Unless you only speak english, in which case it’s a security nightmare. A recent harmless prank by a colleague showed that even a room full of security-minded individuals can be pretty quick to deem a site safe when a basic bit of pretexting, an internationalized domain (IDN), and a freshly minted letsencrypt cert are in play.
So, what to do about it? one option is to disallow your system from ever resolving IDNs.
Enter dnscrypt. dnscrypt is a tool that aims to solve one key challenge of name resolution; the fact that your local resolver will often feed you invalid or manipulated results. If you’re using a US-based ISP and have ever mistyped a URL, you’ll possibly know what I’m talking about. Instead of the expected DNS lookup failure, you’re served a horrifically ugly page full of ads and recommendations from you ISP. dnscrypt helps prevent that by signing request/response data between yourself and some resolver out on the internet that you trust more than your local ISP/hotel/cafe network.
Caveat: I have not looked over the dnscrypt code. I think it’s a worthwhile project and do intend to.
dnscrypt comes with a number of nice plugins and features, and the one that’s of particular interest when talking IDNs is the ability to block and log domains specified with wildcards. Even though an IDN may display as عم.عمان in the browser, an underlying algorithm (specified in RFC 3940) converts it back to regular ASCII text in order to do the name resolution. What you end up with after conversion, is a punycode URL such as xn–wkd-8cdx9d7hbd, always prefixed with “xn–” which we can block and log.
Follow the regular dnscrypt-proxy installation instructions; on MacOS you can fetch it from homebrew.
/usr/local/etc/dnscrypt-proxy.conf and uncomment the following lines
- QueryLogFile /tmp/dns-queries.log
- BlackList domains:“/etc/dnscrypt-blacklist-domains.txt” logfile:“/var/log/dnscrypt-blocked.log”
Test it out. Tail the
/tmp/dnsqueries.log file while browsing the web, and watch DNS queries go out. Then tail
/var/log/dnscrypt-blocked.log while hitting an IDN domain, such as
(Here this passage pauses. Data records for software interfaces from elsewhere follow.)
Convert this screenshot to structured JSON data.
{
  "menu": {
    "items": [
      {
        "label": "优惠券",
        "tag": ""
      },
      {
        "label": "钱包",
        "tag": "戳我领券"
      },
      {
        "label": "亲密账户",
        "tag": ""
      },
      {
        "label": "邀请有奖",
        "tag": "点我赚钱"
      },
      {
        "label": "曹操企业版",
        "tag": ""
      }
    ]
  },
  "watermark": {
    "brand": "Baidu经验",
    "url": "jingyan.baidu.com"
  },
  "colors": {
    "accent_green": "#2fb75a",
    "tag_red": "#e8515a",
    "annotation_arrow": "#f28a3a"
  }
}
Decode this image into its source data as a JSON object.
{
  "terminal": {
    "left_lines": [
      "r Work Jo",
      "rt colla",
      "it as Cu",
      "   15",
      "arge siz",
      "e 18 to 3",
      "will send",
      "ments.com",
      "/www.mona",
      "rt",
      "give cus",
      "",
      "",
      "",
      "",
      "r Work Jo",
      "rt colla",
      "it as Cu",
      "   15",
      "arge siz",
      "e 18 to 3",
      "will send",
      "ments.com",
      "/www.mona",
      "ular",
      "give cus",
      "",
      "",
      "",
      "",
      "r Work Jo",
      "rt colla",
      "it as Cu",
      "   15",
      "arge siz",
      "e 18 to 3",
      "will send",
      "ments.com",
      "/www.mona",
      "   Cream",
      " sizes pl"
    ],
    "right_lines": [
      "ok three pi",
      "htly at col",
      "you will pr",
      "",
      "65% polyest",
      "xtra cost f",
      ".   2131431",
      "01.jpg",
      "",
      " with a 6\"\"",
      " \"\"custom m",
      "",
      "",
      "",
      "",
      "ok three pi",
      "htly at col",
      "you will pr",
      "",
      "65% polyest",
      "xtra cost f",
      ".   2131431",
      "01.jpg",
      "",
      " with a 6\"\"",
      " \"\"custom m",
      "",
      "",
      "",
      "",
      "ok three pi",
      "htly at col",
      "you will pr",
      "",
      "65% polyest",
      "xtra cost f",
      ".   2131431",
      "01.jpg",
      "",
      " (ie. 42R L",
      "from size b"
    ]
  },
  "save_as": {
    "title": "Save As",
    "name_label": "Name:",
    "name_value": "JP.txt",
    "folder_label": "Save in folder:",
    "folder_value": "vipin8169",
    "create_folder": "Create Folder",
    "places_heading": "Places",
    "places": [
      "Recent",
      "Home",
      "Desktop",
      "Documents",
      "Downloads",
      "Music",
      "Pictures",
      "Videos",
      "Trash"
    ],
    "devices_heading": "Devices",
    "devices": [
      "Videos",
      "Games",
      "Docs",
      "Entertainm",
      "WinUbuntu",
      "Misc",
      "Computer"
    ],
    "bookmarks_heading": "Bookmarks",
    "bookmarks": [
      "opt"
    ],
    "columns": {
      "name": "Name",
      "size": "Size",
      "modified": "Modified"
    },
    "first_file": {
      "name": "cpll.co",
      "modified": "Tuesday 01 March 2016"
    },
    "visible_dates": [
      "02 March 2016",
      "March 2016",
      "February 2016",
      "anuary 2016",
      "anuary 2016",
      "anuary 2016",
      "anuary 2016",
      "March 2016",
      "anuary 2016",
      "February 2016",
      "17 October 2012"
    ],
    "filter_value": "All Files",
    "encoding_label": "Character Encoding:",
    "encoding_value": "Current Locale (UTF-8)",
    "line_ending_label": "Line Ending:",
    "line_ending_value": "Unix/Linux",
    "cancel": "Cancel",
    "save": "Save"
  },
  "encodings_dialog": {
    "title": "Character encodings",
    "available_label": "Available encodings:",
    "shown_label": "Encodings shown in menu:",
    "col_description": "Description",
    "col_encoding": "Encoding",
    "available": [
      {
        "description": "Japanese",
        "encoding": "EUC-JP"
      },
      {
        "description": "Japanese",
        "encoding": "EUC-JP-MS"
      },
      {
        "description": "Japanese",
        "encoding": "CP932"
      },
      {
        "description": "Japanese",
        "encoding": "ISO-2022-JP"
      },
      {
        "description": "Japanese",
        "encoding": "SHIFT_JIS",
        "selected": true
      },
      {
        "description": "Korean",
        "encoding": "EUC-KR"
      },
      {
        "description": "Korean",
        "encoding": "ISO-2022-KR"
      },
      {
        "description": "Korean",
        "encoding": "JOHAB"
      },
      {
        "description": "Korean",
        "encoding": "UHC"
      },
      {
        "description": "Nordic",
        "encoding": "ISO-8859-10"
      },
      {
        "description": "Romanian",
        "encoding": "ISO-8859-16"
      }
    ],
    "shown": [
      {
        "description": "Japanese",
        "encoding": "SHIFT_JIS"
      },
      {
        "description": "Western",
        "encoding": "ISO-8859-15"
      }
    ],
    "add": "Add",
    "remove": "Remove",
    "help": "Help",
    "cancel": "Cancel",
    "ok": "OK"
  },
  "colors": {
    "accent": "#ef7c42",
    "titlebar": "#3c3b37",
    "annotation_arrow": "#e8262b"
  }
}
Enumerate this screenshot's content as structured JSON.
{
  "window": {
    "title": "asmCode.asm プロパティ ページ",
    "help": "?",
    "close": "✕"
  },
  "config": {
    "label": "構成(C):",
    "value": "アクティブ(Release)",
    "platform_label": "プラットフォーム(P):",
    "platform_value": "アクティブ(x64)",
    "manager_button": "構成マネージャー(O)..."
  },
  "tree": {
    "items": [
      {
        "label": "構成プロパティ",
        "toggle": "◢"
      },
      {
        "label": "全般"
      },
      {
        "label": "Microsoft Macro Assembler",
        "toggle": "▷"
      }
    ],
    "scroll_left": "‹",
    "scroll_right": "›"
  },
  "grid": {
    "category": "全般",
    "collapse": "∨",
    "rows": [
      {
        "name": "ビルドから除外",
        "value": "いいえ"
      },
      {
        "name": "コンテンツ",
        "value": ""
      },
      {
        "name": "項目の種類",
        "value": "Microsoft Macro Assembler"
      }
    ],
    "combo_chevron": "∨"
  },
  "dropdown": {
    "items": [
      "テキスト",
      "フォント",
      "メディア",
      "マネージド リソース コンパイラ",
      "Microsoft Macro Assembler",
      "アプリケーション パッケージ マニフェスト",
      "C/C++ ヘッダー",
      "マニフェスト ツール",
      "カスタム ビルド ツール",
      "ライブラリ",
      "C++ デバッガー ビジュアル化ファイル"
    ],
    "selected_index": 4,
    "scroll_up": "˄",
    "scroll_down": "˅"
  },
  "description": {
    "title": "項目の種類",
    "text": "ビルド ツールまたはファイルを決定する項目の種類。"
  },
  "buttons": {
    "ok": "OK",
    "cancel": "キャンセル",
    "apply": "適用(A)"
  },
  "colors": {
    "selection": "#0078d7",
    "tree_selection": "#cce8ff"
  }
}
You should see those domains being blocked and will fail to resolve. Most of the sites that use IDN’s will have a regular non-punycode ASCII domain as well, so don’t worry about not being able to get to all of the internets best international cat pictures.